It all depends on whether you believe the players are the ones guiding the axe, or whether they're just hastening its drop — whether they're throwing the manager overboard, or if they're just dawdling on the way to the orange floating life-saving ring thing. Recent notable (possible) scalps in the Premier League: Luis Felipe Scolari and Andre Villas-Boas at Chelsea, Moyes at United and possibly Roy Hodgson at Liverpool, depending on how conspiratorial one feels about Steven Gerrard skying a penalty three days before the doomed manager was dismissed by mutual contempt. All gone, amid rumours of player discontent, and all, to a man, largely unlamented.
Finally, it's important to remember that players, as well as liking large piles of money and being told that they're amazing — that they're brilliant, amazingly brilliant — also like winning football matches. They like being good at football. And they're not always complete idiots about what being good at football requires. If they existed, then most of the rebellions above were motivated at a base level by the thought that this clown in charge was reducing the likelihood that the team would win.
There's an obvious problem here, which is the untestable opposite. If the players revolt — and oh, how they can revolt — then there's no way of knowing what might have happened had they not and instead struggled through the initial clashes and tried their damnedest to get through the wall. Perhaps Moyes was one great team talk away from immortality, or Villas-Boas one tiny tactical tweak away from everything falling into place.

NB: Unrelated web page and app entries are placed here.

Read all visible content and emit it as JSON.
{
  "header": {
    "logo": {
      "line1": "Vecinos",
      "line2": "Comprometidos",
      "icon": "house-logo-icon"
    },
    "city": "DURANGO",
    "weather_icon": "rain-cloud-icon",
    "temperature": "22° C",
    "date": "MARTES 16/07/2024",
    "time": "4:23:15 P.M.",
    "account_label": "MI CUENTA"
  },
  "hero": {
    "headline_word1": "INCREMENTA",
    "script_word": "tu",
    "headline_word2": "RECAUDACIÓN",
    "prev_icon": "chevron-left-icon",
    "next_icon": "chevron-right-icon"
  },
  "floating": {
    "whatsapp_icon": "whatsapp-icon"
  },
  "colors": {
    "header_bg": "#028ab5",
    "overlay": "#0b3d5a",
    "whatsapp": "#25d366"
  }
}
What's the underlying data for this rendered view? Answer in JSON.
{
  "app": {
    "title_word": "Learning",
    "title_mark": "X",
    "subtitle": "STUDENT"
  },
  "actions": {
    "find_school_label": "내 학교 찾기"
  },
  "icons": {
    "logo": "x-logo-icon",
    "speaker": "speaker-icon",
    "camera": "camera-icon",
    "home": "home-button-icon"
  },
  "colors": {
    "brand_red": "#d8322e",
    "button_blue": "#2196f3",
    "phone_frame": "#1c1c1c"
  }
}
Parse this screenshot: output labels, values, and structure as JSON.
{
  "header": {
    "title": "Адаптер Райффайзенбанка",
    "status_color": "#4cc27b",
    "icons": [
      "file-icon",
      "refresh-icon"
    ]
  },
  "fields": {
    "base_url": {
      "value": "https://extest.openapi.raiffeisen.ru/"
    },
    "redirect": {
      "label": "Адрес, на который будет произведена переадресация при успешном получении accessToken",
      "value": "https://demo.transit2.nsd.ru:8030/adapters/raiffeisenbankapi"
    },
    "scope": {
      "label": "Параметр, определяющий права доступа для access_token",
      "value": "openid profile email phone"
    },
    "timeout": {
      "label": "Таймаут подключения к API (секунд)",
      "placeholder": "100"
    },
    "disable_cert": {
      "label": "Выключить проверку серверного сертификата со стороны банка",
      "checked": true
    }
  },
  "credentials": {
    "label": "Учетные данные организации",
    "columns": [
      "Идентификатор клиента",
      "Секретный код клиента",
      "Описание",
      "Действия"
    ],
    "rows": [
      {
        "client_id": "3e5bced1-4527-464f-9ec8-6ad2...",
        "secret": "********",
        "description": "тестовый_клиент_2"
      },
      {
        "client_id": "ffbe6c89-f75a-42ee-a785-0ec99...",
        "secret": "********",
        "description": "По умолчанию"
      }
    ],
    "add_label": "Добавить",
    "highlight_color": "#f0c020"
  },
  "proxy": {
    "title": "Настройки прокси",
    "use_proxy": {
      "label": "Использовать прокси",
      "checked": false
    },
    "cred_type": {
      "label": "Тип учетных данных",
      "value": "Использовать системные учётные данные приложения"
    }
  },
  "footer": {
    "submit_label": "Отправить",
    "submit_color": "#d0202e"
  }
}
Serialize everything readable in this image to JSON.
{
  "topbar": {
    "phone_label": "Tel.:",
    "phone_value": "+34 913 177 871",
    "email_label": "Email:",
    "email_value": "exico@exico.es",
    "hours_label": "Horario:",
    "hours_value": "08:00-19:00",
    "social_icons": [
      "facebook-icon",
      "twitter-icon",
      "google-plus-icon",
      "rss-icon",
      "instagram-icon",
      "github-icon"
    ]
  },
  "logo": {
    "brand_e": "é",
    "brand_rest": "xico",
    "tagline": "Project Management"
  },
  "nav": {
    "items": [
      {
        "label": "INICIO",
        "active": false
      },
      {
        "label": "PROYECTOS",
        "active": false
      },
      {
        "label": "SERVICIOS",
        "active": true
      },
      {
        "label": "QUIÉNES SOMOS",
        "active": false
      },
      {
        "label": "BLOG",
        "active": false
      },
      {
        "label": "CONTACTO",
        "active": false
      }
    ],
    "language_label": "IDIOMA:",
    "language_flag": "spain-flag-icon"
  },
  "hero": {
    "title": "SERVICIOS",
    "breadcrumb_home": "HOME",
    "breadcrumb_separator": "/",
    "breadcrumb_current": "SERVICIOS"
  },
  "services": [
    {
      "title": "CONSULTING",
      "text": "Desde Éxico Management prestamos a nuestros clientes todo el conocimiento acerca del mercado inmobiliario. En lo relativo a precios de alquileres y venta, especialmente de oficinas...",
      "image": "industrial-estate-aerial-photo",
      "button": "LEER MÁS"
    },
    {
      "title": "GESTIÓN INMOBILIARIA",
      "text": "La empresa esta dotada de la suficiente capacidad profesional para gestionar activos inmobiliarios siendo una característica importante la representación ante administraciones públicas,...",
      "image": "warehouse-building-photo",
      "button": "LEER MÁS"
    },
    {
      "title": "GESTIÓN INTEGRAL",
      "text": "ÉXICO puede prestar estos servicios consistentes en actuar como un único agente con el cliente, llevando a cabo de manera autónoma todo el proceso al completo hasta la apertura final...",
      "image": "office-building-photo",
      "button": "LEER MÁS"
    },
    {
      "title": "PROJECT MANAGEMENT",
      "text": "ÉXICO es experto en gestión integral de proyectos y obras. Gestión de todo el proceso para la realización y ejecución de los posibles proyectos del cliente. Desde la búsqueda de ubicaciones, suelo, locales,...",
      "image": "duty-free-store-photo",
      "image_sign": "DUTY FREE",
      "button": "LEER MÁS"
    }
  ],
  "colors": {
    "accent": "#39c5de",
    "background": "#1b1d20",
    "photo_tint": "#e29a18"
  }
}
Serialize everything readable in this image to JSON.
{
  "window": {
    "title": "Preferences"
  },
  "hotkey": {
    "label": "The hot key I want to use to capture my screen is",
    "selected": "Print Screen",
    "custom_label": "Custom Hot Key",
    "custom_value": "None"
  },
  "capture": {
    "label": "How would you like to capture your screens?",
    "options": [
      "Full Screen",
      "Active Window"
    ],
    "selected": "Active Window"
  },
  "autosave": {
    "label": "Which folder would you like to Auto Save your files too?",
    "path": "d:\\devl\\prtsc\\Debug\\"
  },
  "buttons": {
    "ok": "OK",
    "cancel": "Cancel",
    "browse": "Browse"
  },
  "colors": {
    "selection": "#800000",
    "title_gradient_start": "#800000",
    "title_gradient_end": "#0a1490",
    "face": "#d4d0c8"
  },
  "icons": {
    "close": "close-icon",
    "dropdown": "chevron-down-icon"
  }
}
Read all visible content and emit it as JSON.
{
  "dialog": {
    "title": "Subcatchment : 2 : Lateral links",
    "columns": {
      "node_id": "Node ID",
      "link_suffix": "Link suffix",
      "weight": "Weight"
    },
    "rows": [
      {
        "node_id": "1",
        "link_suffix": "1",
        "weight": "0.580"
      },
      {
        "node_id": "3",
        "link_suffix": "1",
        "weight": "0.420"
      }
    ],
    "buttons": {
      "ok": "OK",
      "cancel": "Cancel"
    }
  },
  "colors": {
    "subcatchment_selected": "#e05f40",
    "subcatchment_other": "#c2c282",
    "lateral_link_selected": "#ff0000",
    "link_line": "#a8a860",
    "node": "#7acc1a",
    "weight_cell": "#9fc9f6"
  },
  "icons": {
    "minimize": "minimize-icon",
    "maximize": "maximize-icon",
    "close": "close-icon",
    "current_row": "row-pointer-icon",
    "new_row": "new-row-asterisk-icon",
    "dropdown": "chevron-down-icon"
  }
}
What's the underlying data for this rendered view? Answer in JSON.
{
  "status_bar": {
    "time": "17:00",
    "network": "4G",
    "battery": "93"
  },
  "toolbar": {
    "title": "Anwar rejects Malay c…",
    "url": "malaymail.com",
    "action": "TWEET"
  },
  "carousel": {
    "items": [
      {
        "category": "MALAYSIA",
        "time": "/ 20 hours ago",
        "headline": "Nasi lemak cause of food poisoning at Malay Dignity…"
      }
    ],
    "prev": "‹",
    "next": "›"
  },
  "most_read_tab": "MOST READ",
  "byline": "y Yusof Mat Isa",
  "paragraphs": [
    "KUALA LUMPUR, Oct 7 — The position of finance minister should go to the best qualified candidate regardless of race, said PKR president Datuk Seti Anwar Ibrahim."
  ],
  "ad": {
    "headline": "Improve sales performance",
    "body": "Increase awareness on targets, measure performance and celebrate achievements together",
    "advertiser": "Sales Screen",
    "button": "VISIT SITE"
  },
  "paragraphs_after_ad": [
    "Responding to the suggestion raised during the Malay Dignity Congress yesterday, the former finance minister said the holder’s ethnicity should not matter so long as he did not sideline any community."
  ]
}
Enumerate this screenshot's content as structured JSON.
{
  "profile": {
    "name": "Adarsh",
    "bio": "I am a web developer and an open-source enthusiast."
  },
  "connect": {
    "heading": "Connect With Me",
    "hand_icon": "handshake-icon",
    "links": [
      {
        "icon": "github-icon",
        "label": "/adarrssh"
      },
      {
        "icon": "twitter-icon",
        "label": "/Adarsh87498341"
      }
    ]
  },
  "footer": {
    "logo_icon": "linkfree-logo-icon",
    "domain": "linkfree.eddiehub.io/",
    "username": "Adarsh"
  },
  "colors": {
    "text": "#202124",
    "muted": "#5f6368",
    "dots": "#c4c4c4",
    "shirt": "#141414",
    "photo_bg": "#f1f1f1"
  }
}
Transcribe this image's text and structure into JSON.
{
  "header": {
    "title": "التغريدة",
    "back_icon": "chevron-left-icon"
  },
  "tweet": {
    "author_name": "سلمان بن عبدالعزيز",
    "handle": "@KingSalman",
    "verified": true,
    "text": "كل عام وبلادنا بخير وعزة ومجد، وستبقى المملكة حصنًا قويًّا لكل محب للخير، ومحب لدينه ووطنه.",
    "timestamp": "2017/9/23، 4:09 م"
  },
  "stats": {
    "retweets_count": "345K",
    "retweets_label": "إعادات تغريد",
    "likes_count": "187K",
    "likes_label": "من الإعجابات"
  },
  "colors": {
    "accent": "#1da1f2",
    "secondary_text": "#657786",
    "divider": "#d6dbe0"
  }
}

We'll never know. Ultimately, perhaps it's best to conceive of player power in its malign, manager-killing manifestation as not just the straightforward act of dressing room rebellion it's often presumed to be. Sometimes, it doubtless is — footballers, at times, can be all manner of disappointing. Other times, though, it's more likely to be a consequence of the wrong manager thrust into the wrong company, or getting off on the wrong foot. He's not always the cause. Sometimes he's a symptom, and almost never the whole story.